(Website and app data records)
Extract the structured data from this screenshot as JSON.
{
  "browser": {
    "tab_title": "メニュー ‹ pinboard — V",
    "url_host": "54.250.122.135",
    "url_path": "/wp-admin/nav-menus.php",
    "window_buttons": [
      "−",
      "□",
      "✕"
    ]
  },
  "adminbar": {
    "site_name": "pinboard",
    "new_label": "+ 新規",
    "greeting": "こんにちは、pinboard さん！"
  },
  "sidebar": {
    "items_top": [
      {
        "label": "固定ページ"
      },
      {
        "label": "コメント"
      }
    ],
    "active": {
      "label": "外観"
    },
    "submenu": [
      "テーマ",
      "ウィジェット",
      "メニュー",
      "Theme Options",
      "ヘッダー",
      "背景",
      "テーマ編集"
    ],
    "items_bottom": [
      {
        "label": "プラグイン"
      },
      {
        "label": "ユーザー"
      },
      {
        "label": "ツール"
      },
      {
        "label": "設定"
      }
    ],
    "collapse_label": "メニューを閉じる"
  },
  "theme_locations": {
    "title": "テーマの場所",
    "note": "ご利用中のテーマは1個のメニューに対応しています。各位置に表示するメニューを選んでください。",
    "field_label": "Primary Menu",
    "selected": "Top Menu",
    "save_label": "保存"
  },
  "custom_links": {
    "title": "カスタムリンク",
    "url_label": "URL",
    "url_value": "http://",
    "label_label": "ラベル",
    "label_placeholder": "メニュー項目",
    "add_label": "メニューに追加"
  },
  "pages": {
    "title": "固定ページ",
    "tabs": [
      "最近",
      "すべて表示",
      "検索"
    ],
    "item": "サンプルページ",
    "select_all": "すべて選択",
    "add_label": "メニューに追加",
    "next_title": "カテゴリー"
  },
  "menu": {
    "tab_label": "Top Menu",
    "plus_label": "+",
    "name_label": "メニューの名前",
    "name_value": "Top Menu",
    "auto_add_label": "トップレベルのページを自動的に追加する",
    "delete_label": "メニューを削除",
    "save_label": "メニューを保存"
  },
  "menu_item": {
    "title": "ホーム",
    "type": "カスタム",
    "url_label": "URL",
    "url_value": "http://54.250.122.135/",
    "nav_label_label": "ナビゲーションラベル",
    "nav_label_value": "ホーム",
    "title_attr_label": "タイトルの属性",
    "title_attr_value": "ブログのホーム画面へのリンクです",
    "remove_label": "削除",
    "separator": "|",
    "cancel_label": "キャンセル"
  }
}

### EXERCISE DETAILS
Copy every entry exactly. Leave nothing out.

### SOLUTION TO THIS EXERCISE
Extract the structured data from this screenshot as JSON.
{
  "browser": {
    "tab_title": "メニュー ‹ pinboard — V",
    "url_host": "54.250.122.135",
    "url_path": "/wp-admin/nav-menus.php",
    "window_buttons": [
      "−",
      "□",
      "✕"
    ]
  },
  "adminbar": {
    "site_name": "pinboard",
    "new_label": "+ 新規",
    "greeting": "こんにちは、pinboard さん！"
  },
  "sidebar": {
    "items_top": [
      {
        "label": "固定ページ"
      },
      {
        "label": "コメント"
      }
    ],
    "active": {
      "label": "外観"
    },
    "submenu": [
      "テーマ",
      "ウィジェット",
      "メニュー",
      "Theme Options",
      "ヘッダー",
      "背景",
      "テーマ編集"
    ],
    "items_bottom": [
      {
        "label": "プラグイン"
      },
      {
        "label": "ユーザー"
      },
      {
        "label": "ツール"
      },
      {
        "label": "設定"
      }
    ],
    "collapse_label": "メニューを閉じる"
  },
  "theme_locations": {
    "title": "テーマの場所",
    "note": "ご利用中のテーマは1個のメニューに対応しています。各位置に表示するメニューを選んでください。",
    "field_label": "Primary Menu",
    "selected": "Top Menu",
    "save_label": "保存"
  },
  "custom_links": {
    "title": "カスタムリンク",
    "url_label": "URL",
    "url_value": "http://",
    "label_label": "ラベル",
    "label_placeholder": "メニュー項目",
    "add_label": "メニューに追加"
  },
  "pages": {
    "title": "固定ページ",
    "tabs": [
      "最近",
      "すべて表示",
      "検索"
    ],
    "item": "サンプルページ",
    "select_all": "すべて選択",
    "add_label": "メニューに追加",
    "next_title": "カテゴリー"
  },
  "menu": {
    "tab_label": "Top Menu",
    "plus_label": "+",
    "name_label": "メニューの名前",
    "name_value": "Top Menu",
    "auto_add_label": "トップレベルのページを自動的に追加する",
    "delete_label": "メニューを削除",
    "save_label": "メニューを保存"
  },
  "menu_item": {
    "title": "ホーム",
    "type": "カスタム",
    "url_label": "URL",
    "url_value": "http://54.250.122.135/",
    "nav_label_label": "ナビゲーションラベル",
    "nav_label_value": "ホーム",
    "title_attr_label": "タイトルの属性",
    "title_attr_value": "ブログのホーム画面へのリンクです",
    "remove_label": "削除",
    "separator": "|",
    "cancel_label": "キャンセル"
  }
}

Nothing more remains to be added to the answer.